Misleading Impression Definition

MAR 1.5.8 E, MAR 1.5.15 E, MAR 1.5.18 E and MAR 1.5.21 E each contain descriptions of conduct that constitutes market abuse because such conduct creates or is likely to create a false or misleading impression. The exact nature of the behaviour that could create a false or misleading impression varies depending on the characteristics of the market. Examples of behaviours that can give the normal user the false or misleading impression include: If a person is an organization, that person may know information that is not known to everyone in the organization. If a person within the Organization disseminates information that he or she could reasonably expect to be false or misleading, if he or she had knowledge of information held by other persons within the Organization, it is understood that that person did not know or ought reasonably to expect that the information disseminated would be false or misleading, if: the person knows or can reasonably expect that the information disclosed will be false or misleading; and A report or disclosure alone does not create a false or misleading impression if: For the purposes of section 89(1) of the FSA 2012, the term “reckless” should not be limited to situations where the person does not think about the inaccuracy of the statement or “turns a blind eye” if they are aware of the probable inaccuracy of the statement. The test is assessed objectively and could therefore include situations where the person would have known that the statement was misleading if he or she had done everything that the person disseminating the information did not know, or reasonably should have known, which should have led him or her to conclude that it was false or misleading. a transaction or set of transactions intended to conceal ownership of a qualifying investment or relevant product such that disclosure requirements are circumvented by holding the qualifying investment on behalf of a conflicting party, such that disclosure is misleading as to the actual underlying ownership of the security. These transactions are often structured in such a way that the market risk remains with the seller. This does not include nominee participations; Section 3(2) of the Trade Descriptions Act 1968 (TDA 1968) provides that a trade name which, although not false, is misleading because it is likely to be regarded as indicative of the circumstances referred to in the TDA 1968(2) and would be manifestly incorrect as such, is to be regarded as a false trade name. The FSA recognizes the importance of information disseminated through recognized channels for the dissemination of information. Users of such information should be able to rely on the accuracy and integrity of the information transmitted through those channels.

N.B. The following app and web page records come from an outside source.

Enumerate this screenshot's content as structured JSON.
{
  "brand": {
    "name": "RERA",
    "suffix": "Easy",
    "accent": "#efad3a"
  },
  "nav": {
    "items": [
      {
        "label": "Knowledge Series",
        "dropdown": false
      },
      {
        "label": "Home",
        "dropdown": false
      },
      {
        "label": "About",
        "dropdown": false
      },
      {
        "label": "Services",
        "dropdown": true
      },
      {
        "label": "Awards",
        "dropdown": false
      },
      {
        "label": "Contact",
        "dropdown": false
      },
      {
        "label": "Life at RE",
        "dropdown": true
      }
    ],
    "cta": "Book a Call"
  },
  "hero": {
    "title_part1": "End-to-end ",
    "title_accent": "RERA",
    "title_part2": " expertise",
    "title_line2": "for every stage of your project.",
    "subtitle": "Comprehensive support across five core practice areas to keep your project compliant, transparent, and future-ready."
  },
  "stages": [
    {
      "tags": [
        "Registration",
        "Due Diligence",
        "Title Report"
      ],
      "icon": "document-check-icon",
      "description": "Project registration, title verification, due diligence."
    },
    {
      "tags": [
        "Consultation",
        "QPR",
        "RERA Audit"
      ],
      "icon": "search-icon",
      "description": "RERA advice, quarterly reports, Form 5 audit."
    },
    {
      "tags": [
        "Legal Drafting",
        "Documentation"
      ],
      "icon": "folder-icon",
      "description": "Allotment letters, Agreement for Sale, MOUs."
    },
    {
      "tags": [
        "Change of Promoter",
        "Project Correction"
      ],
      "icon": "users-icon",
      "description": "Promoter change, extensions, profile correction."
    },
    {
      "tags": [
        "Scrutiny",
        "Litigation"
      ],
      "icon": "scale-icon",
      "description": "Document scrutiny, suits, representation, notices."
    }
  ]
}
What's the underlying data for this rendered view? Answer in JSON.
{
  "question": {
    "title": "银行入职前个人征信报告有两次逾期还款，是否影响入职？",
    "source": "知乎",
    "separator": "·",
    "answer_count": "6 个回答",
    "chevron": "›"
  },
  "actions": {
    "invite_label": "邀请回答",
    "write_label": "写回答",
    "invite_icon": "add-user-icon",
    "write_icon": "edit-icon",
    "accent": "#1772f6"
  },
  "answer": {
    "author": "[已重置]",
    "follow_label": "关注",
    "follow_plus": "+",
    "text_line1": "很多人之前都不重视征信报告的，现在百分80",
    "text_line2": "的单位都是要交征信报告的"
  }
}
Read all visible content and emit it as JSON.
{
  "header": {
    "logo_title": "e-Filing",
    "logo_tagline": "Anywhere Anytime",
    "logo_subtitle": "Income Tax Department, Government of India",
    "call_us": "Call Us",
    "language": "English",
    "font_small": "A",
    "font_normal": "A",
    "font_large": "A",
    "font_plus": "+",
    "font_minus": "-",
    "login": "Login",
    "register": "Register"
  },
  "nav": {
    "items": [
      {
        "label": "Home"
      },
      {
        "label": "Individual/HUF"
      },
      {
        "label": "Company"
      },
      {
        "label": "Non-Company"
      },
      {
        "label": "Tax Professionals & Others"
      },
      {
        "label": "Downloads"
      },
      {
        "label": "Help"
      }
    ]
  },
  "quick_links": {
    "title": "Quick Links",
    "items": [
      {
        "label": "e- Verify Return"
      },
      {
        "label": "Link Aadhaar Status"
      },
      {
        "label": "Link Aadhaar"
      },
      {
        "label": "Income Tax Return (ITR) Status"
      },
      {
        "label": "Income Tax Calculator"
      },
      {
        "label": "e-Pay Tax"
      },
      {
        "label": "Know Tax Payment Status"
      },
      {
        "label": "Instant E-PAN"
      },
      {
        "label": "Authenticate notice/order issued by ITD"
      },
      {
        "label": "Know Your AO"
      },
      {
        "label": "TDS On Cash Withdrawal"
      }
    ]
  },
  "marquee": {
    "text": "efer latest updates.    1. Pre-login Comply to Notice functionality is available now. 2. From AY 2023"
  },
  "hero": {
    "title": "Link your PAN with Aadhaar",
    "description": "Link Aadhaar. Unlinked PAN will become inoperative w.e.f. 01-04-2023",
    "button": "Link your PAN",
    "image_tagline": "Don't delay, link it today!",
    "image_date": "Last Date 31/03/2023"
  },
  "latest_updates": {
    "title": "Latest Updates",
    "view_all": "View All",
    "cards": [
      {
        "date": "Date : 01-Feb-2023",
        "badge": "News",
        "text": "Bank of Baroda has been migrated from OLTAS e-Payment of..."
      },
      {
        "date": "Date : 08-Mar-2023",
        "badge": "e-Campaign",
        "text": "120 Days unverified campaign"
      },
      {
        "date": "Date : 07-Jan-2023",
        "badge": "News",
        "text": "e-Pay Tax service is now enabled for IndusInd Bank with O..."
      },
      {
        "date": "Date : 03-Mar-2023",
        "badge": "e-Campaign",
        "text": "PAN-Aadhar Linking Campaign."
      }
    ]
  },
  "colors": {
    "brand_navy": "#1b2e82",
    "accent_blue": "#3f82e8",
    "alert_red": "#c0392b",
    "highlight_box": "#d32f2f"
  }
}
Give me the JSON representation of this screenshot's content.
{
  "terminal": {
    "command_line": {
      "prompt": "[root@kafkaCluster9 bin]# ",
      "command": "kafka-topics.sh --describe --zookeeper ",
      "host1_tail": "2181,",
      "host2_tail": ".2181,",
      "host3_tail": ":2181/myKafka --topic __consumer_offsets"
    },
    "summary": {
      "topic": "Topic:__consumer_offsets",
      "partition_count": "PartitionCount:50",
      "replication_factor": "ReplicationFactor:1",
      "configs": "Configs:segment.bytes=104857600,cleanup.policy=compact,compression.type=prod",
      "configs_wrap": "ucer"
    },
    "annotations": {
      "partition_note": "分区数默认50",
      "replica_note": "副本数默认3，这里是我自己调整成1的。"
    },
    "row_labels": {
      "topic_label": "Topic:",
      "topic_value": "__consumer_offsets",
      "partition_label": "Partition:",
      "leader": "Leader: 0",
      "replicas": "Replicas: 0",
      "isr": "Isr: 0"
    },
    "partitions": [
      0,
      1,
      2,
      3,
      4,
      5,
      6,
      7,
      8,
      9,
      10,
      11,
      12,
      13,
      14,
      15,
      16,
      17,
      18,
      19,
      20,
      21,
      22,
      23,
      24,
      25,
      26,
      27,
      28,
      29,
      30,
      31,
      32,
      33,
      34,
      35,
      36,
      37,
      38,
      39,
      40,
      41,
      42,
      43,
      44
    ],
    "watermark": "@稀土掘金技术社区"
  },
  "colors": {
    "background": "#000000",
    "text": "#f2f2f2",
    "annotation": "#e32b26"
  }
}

Persons disseminating information about them, such as the company itself, its financial advisers or its public relations advisers, should therefore exercise due diligence to ensure that the information is not inaccurate or misleading. Where this is not the case and the information is likely to give a false or misleading impression, it shall be deemed to have engaged in conduct constituting market abuse. The conduct must be such as to give a false or misleading impression to the regular user. Conduct constitutes market abuse if it is likely to create or give the impression of a price, value or volume of transactions that is materially false or misleading; and A transaction is properly executed if it is executed in a manner that takes into account the need for the market as a whole to operate fairly and efficiently. The manner in which a transaction was executed would probably not be considered appropriate by the regular user if a transaction was executed in a particular manner for the purpose of creating a false or misleading impression. In most cases, prescribed procurement rules require that transactions be properly executed (e.g., rules for reporting and executing cross-trades). Transactions would not necessarily be considered poorly executed simply because the manner in which they were executed does not disclose the company`s intentions or positions to the market. Here is an example of spreading false or misleading information. A person posts information on an Internet bulletin board or chat room that contains false or misleading statements about the acquisition of a corporation whose shares are eligible investments. The person knows that the information is false or misleading, and has published the information to create a false or misleading impression.

The following behaviour does not create a false or misleading impression even if the conditions described in MAR 1.5.8E(1), MAR 1.5.8E(2) and MAR 1.5.8E(3) are met, provided that the conditions set out in MAR 1.5.8E(4) and MAR 1.5.8E(5) are also met: A factor to be taken into account in determining the purpose of the person concerned is whether that person has an interest in a qualifying investment or a relevant product (see MAR 1.5.13 E), for which the information is relevant. This factor, if any, will indicate that the person disseminated the information to create a false or misleading impression. However, the absence of such an interest does not conclusively demonstrate that the conduct does not constitute market abuse. Examples of behaviours that may create a false or misleading impression and for which the primary justification may not be legitimate commercial justification include: making a statement that they know to be materially false or misleading; or the person disseminates the information to create a false or misleading impression (this must not be the sole purpose of disseminating the information, but must be a driving objective). the transaction(s) has the primary effect of inflating, maintaining or squeezing the apparent supply or demand, or the apparent price or value, of a qualifying investment or relevant product, so that the regular user is likely to appear false or misleading; and making false or misleading statements or creating a false or misleading impression with respect to certain benchmarks Paragraph 118(2)(b) of the Act defines conduct that creates a false or misleading impression as follows: “conduct that is likely to create a false or misleading impression on a regular market user as to the supply or demand or price or value of investments of this type.”